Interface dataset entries

★ ★ ★ ★

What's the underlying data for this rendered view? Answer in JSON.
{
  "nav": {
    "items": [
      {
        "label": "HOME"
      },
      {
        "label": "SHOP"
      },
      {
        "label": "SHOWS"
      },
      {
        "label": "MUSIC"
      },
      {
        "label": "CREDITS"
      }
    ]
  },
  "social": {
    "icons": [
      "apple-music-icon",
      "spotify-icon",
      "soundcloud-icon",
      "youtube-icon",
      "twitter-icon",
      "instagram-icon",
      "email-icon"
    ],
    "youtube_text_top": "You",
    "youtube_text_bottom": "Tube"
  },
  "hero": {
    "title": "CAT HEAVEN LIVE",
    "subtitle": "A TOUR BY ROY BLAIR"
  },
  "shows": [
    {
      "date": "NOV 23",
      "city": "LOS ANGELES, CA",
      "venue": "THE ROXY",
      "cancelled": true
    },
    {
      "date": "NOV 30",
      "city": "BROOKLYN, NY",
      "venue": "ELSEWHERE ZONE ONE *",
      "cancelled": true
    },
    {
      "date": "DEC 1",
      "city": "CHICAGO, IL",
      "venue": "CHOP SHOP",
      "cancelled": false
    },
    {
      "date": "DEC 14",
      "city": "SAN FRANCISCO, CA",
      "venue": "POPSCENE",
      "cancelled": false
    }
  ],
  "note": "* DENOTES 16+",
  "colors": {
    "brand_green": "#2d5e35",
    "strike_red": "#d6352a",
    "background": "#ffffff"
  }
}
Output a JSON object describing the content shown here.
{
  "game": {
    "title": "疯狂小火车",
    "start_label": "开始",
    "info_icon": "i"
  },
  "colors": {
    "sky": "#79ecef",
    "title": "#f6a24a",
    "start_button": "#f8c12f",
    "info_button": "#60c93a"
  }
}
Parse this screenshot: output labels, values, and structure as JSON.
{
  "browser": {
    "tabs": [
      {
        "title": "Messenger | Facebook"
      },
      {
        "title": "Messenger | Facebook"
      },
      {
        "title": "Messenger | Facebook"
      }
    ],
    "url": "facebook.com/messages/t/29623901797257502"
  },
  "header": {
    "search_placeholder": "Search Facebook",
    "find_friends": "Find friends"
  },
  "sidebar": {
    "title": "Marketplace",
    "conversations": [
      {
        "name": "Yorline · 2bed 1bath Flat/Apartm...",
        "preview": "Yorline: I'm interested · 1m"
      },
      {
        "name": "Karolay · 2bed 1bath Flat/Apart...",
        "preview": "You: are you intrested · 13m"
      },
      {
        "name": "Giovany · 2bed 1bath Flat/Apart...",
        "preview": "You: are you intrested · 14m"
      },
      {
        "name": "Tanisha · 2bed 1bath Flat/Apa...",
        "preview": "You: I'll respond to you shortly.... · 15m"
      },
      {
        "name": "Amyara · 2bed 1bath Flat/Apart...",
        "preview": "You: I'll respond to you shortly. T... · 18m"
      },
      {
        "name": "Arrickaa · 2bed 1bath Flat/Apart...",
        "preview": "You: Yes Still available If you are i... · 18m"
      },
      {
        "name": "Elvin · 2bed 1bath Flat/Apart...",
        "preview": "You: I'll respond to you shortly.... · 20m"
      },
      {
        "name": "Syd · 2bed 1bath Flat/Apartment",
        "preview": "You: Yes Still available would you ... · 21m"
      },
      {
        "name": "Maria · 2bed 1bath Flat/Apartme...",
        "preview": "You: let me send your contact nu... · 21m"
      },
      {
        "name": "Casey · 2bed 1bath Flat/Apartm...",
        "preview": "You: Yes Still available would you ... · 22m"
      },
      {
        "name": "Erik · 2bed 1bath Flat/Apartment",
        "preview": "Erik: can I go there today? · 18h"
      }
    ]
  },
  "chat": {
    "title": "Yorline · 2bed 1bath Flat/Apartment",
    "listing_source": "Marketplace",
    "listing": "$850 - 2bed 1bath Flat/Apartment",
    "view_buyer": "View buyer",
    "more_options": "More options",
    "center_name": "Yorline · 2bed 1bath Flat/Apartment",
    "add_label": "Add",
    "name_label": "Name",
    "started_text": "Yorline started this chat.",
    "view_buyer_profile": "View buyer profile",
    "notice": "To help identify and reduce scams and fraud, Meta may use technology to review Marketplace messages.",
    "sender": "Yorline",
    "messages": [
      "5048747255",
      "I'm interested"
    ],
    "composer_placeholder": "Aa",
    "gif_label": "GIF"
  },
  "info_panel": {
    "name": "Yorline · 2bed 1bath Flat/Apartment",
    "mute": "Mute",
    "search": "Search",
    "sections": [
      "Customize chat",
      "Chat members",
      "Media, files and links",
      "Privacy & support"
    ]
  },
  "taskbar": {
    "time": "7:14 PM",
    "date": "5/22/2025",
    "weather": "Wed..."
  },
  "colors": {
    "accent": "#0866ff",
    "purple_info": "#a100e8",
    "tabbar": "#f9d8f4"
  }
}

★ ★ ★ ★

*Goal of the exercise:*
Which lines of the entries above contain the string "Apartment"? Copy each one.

*Solution:*
        "name": "Syd · 2bed 1bath Flat/Apartment",
        "name": "Erik · 2bed 1bath Flat/Apartment",
    "title": "Yorline · 2bed 1bath Flat/Apartment",
    "listing": "$850 - 2bed 1bath Flat/Apartment",
    "center_name": "Yorline · 2bed 1bath Flat/Apartment",
    "name": "Yorline · 2bed 1bath Flat/Apartment",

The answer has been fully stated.